Researchers have released the findings of a ten year study into the wildlife of the Greater Mekong River area in Southeast Asia — Over 1000 new species discovered!
Before you all break into a heated, name-calling brawl on whether these should actually be called “new species” or “species that are new to science” or “species that are new to ‘Western’ science”, allow Andrew and me to put the issue to rest: These species should be considered not only new species to science, but new species to humanity and to the world, as this is the first time that Western scientists, i.e. imporant people, have made their acquaintence. Hopefully, that fact will quell any fiery debate before it begins.
Here are some pics from the nationalgeographic.com article on the subject.
This adorable shocking pink, dragon millipede shoots cyanide at you when disturbed…true. Fun fact #2: If one of these attacks you in a dream, you will still bear the scars when you awake!
With a legspan of over 12 inches, this newly discovered Laotian Heteropoda maxima spider maybe the largest spider in the world. I’d like to wear one as a hat!
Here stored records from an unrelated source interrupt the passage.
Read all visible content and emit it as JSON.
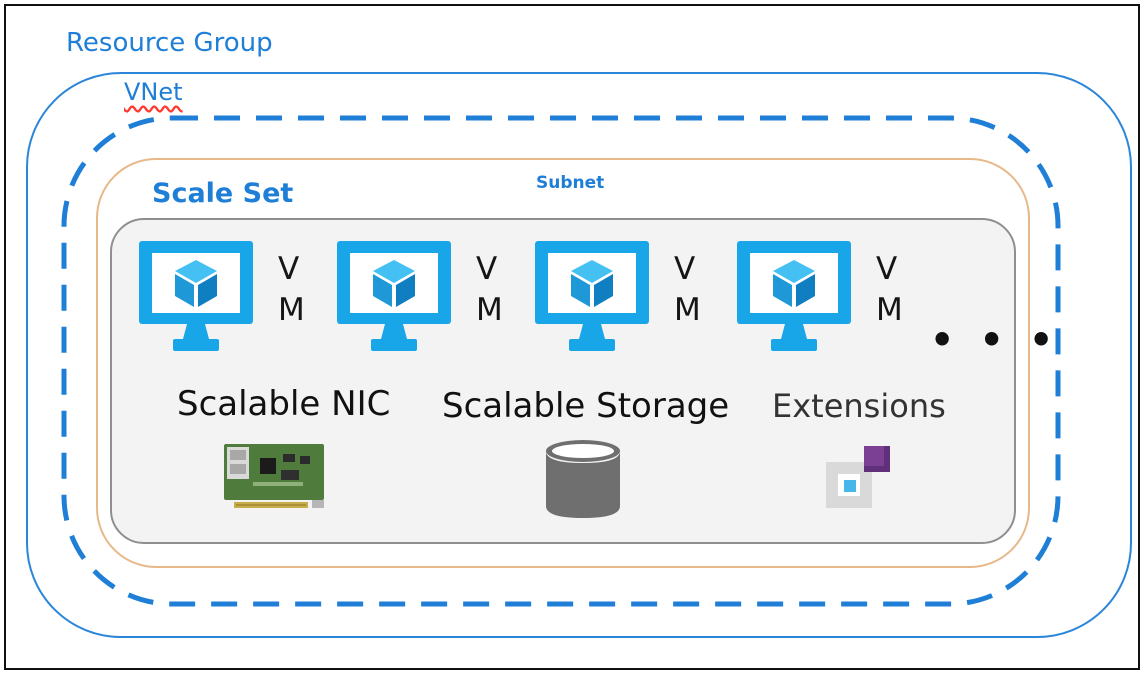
{
  "diagram": {
    "labels": {
      "resource_group": "Resource Group",
      "vnet": "VNet",
      "subnet": "Subnet",
      "scale_set": "Scale Set",
      "ellipsis": "• • •"
    },
    "vms": [
      {
        "v": "V",
        "m": "M"
      },
      {
        "v": "V",
        "m": "M"
      },
      {
        "v": "V",
        "m": "M"
      },
      {
        "v": "V",
        "m": "M"
      }
    ],
    "features": {
      "nic": "Scalable NIC",
      "storage": "Scalable Storage",
      "extensions": "Extensions"
    },
    "colors": {
      "blue": "#1f7fd6",
      "vm_blue": "#19a6e8",
      "subnet_border": "#e7b98a",
      "scaleset_fill": "#f3f3f3",
      "storage_gray": "#6f6f6f",
      "extension_purple": "#7b3f93",
      "extension_cyan": "#46b7e8"
    },
    "icons": [
      "vm-monitor-icon",
      "network-card-icon",
      "storage-cylinder-icon",
      "extensions-icon"
    ]
  }
}
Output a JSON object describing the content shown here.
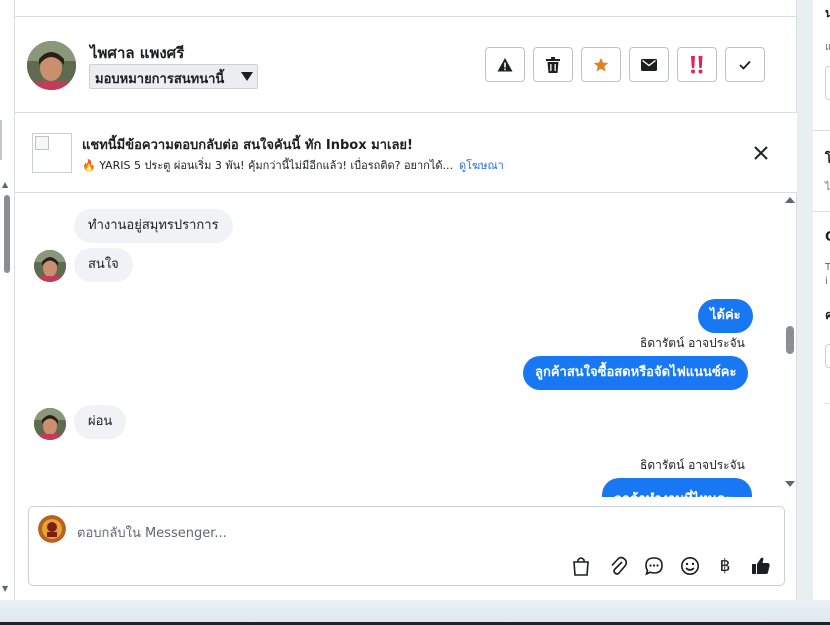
{
  "header": {
    "contact_name": "ไพศาล แพงศรี",
    "assign_label": "มอบหมายการสนทนานี้",
    "actions": [
      {
        "name": "spam-warning-button",
        "icon": "warning-icon"
      },
      {
        "name": "delete-button",
        "icon": "trash-icon"
      },
      {
        "name": "star-button",
        "icon": "star-icon",
        "color": "#e67e22"
      },
      {
        "name": "mark-unread-button",
        "icon": "envelope-icon"
      },
      {
        "name": "follow-up-button",
        "icon": "double-exclamation-icon",
        "color": "#e0245e"
      },
      {
        "name": "mark-done-button",
        "icon": "checkmark-icon"
      }
    ]
  },
  "ad": {
    "title": "แชทนี้มีข้อความตอบกลับต่อ สนใจคันนี้ ทัก Inbox มาเลย!",
    "description": "🔥 YARIS 5 ประตู ผ่อนเริ่ม 3 พัน! คุ้มกว่านี้ไม่มีอีกแล้ว! เบื่อรถติด? อยากได้...",
    "link_label": "ดูโฆษณา"
  },
  "messages": [
    {
      "side": "in",
      "text": "ทำงานอยู่สมุทรปราการ"
    },
    {
      "side": "in",
      "text": "สนใจ"
    },
    {
      "side": "out",
      "text": "ได้ค่ะ"
    },
    {
      "side": "out",
      "sender": "ธิดารัตน์ อาจประจัน",
      "text": "ลูกค้าสนใจซื้อสดหรือจัดไฟแนนซ์คะ"
    },
    {
      "side": "in",
      "text": "ผ่อน"
    },
    {
      "side": "out",
      "sender": "ธิดารัตน์ อาจประจัน",
      "text": "ลูกค้าทำงานที่ไหนคะ"
    }
  ],
  "composer": {
    "placeholder": "ตอบกลับใน Messenger...",
    "tools": [
      {
        "name": "shop-bag-icon",
        "glyph": "🛍"
      },
      {
        "name": "attachment-icon",
        "glyph": "📎"
      },
      {
        "name": "saved-reply-icon",
        "glyph": "💬"
      },
      {
        "name": "emoji-icon",
        "glyph": "☺"
      },
      {
        "name": "payment-baht-icon",
        "glyph": "฿"
      },
      {
        "name": "thumbs-up-icon",
        "glyph": "👍"
      }
    ]
  },
  "colors": {
    "accent": "#1877f2",
    "incoming_bubble": "#f0f2f5",
    "star": "#e67e22",
    "follow_up": "#e0245e"
  }
}
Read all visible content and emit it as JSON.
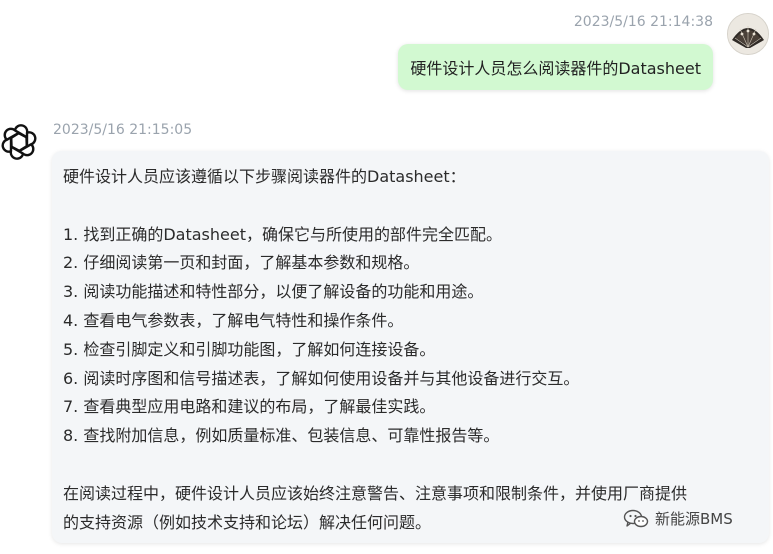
{
  "user_message": {
    "timestamp": "2023/5/16 21:14:38",
    "text": "硬件设计人员怎么阅读器件的Datasheet"
  },
  "bot_message": {
    "timestamp": "2023/5/16 21:15:05",
    "intro": "硬件设计人员应该遵循以下步骤阅读器件的Datasheet：",
    "steps": [
      "1. 找到正确的Datasheet，确保它与所使用的部件完全匹配。",
      "2. 仔细阅读第一页和封面，了解基本参数和规格。",
      "3. 阅读功能描述和特性部分，以便了解设备的功能和用途。",
      "4. 查看电气参数表，了解电气特性和操作条件。",
      "5. 检查引脚定义和引脚功能图，了解如何连接设备。",
      "6. 阅读时序图和信号描述表，了解如何使用设备并与其他设备进行交互。",
      "7. 查看典型应用电路和建议的布局，了解最佳实践。",
      "8. 查找附加信息，例如质量标准、包装信息、可靠性报告等。"
    ],
    "conclusion_line1": "在阅读过程中，硬件设计人员应该始终注意警告、注意事项和限制条件，并使用厂商提供",
    "conclusion_line2": "的支持资源（例如技术支持和论坛）解决任何问题。"
  },
  "watermark": {
    "icon": "wechat-icon",
    "text": "新能源BMS"
  },
  "colors": {
    "user_bubble": "#d2f9d1",
    "bot_bubble": "#f4f6f8",
    "timestamp": "#9aa3ad"
  }
}
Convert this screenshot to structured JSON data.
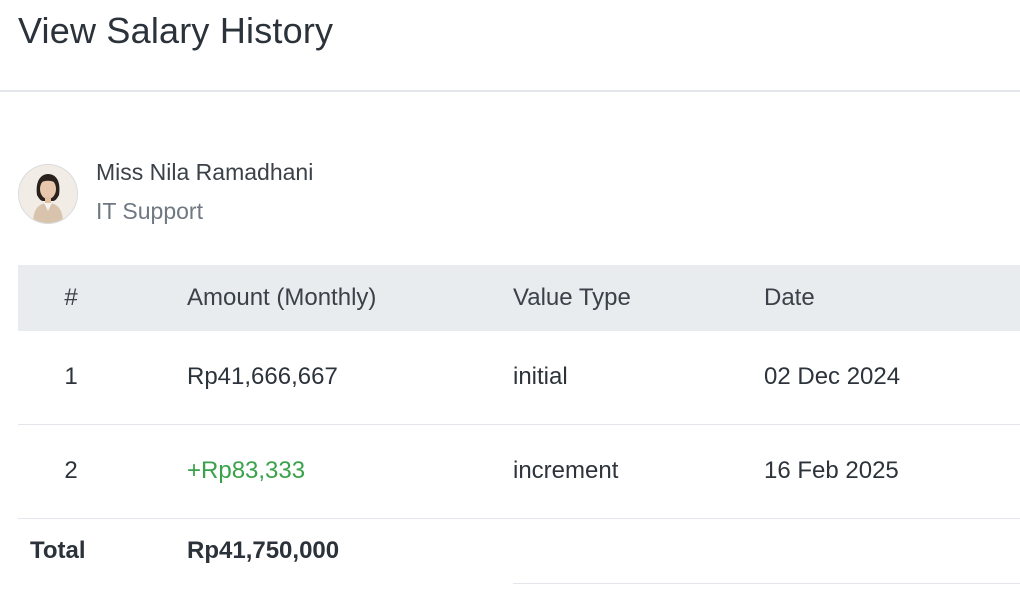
{
  "modal": {
    "title": "View Salary History"
  },
  "employee": {
    "name": "Miss Nila Ramadhani",
    "role": "IT Support"
  },
  "table": {
    "columns": [
      "#",
      "Amount (Monthly)",
      "Value Type",
      "Date"
    ],
    "rows": [
      {
        "num": "1",
        "amount": "Rp41,666,667",
        "type": "initial",
        "date": "02 Dec 2024"
      },
      {
        "num": "2",
        "amount": "+Rp83,333",
        "type": "increment",
        "date": "16 Feb 2025"
      }
    ],
    "total_label": "Total",
    "total_amount": "Rp41,750,000"
  },
  "colors": {
    "increment_text": "#3aa24a",
    "header_bg": "#e9ecef"
  }
}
More below the fold…
Leptobrachium smithi, or Smith’s litter frog, found in Thailand. One of many, many, many new species of amphibians discovered in the area.
New bat. The Kachin woolly.
Another Laotian spider, the Pseudopoda confusa. Translated into English from Latin, its name means, “the bewildering fake container”…Makes sense.
Gumprecht’s green pit viper, awesome.